Liquor marketer Beam Suntory is doing away with its chief marketing officer role in favor of a more powerful “president of brands” position that it will fill with Carlsberg executive Jessica Spence.
Spence is making the move to Chicago-based Beam Suntory after spending seven years at Carlsberg, most recently as the Denmark-based brewer’s executive VP and chief commercial officer.
Beam Suntory, whose brands include Jim Beam, Maker’s Mark, Hornitos tequila and Effen vodka, created the new role nearly 10 months after its global CMO, Rebecca Messina, left for the CMO job at Uber. Messina left Uber earlier this month amid a corporate reorganization.
Beam Suntory described Spence’s duties as covering "end-to-end" oversight over global brand strategy, development and performance. Notably, she will get P&L responsibility over the company’s largest global brands, working alongside region presidents. (Messina did not have P&L responsibilities as CMO.) Spence’s duties include global innovation and product R&D, as well as emerging marketing technologies, integrated marketing communications and design.
The CMO position had been structured as a “center of excellence” role focused on marketing “without the follow-through on accountability for the performance of the brands,” Beam Suntory CEO Albert Baladi said in an interview.
By contrast, the president of brands is expected to work more closely with various departments. That includes collaborating with supply chain leaders to ensure products under development appeal to modern consumer tastes. That is an especially critical function in the whiskey market, where it typically takes years to bring products to the masses, given strict rules on barrel aging. “The brand team will have a lot more [of] a seat at the table defining 10, 20 years out, where do we see the brands going, what kind of liquid do we need to lay down,” Baladi said.
Spence had a similarly broad mandate at Carlsberg, where the chief commercial role gave her oversight of global marketing, sales, insights, R&D and innovation. She came to Carlsberg in 2012 after working for SABMiller. She also has ad agency experience, holding jobs at Leo Burnett and J Walter Thompson.
Baladi called her a “true brand builder at heart.” He said he was impressed by Carlsberg's recent move of “going back to their roots” to talk about the quality of their beers. That “really worked very well with where we are taking the company, which is a greater focus on quality,” Baladi said.
Carlsberg recently reformulated its flagship lager. To support the move, it ran a campaign in which it admitted that its old version was “probably not the best beer in the world,” which was a play on its classic tagline, “probably the best beer in the world." The brewer in the ads admitted to losing its way and focusing on quantity over quality.

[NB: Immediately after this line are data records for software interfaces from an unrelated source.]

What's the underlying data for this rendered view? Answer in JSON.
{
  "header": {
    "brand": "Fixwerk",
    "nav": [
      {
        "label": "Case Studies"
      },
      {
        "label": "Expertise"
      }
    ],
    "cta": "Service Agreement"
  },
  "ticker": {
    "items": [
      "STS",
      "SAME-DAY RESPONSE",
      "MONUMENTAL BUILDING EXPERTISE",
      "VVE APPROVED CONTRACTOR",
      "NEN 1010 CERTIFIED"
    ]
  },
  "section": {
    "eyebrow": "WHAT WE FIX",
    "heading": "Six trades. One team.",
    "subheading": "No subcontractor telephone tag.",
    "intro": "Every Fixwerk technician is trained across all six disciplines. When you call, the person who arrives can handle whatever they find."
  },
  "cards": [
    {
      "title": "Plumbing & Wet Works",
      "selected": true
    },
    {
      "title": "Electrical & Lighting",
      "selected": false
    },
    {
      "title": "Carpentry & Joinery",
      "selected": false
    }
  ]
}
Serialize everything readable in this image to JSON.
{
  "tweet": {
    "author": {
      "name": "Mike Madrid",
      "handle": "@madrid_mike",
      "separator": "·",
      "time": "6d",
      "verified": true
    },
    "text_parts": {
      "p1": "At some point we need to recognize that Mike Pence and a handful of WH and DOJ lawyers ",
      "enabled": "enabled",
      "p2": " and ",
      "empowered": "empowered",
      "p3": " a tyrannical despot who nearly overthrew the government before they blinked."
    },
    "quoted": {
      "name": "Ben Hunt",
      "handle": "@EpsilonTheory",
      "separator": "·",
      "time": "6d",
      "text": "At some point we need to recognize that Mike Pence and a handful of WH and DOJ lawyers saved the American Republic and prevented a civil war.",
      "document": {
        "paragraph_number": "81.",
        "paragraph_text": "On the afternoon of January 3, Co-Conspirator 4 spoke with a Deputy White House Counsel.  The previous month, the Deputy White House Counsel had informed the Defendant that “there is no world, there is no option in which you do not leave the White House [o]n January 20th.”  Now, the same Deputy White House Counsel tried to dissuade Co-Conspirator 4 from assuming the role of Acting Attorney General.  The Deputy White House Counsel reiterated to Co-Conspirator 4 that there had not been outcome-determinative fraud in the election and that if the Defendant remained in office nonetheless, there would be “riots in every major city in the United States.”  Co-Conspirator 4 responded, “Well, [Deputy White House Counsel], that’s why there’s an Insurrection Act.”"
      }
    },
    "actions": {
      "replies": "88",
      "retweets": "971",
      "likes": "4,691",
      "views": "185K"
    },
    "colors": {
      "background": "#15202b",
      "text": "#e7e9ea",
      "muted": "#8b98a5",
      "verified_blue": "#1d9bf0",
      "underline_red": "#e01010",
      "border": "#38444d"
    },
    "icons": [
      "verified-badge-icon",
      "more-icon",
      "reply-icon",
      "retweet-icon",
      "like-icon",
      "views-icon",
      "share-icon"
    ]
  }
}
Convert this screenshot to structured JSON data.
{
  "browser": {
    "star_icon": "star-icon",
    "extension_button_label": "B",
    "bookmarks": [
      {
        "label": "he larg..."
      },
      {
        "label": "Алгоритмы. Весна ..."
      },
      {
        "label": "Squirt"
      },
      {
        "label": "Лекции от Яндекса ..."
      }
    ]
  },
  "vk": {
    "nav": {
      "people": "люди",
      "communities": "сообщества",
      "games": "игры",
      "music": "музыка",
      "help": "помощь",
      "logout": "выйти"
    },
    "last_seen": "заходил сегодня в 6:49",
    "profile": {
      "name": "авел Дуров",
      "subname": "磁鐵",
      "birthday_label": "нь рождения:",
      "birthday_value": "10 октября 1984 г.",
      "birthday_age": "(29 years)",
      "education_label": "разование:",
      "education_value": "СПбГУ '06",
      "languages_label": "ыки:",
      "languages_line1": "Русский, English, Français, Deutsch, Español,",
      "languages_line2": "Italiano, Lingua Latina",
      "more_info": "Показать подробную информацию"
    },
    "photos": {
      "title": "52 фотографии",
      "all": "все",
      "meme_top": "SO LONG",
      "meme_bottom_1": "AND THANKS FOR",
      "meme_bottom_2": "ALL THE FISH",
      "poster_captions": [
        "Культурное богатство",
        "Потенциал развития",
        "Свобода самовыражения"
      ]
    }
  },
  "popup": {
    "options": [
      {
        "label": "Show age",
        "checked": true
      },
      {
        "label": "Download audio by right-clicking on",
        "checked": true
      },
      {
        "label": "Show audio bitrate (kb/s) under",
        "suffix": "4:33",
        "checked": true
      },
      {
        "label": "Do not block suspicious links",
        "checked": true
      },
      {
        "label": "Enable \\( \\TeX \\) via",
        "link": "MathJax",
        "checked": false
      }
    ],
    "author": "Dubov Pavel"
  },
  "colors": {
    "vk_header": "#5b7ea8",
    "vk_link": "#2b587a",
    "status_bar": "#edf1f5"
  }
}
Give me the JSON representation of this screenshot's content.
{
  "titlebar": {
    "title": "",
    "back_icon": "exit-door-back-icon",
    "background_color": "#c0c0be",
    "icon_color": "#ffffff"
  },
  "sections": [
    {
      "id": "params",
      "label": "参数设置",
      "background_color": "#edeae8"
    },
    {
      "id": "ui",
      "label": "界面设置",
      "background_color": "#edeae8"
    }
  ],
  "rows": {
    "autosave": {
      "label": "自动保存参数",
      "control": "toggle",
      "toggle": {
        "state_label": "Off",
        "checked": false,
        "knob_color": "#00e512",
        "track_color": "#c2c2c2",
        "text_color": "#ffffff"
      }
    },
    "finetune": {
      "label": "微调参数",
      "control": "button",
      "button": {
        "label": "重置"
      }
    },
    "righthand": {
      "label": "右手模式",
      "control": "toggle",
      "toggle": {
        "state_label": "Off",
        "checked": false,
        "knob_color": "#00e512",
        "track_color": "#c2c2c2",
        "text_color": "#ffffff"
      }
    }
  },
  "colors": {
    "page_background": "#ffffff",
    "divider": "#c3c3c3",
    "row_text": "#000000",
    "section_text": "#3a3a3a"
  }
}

Beam Suntory has been bolstered by strong whiskey demand. Its flagship Jim Beam brand grew sales volume by nearly 7 percent in the three months ending in March, while Maker’s Mark was up by more than 9 percent, according to a recent report from Sanford C. Bernstein.
In January the company debuted a new campaign for Jim Beam by Adam & Eve DDB New York called “Raised Right." Ads dig into the brand’s heritage, while also plugging quality measures like barrel-ageing the bourbon "twice as long as the law requires."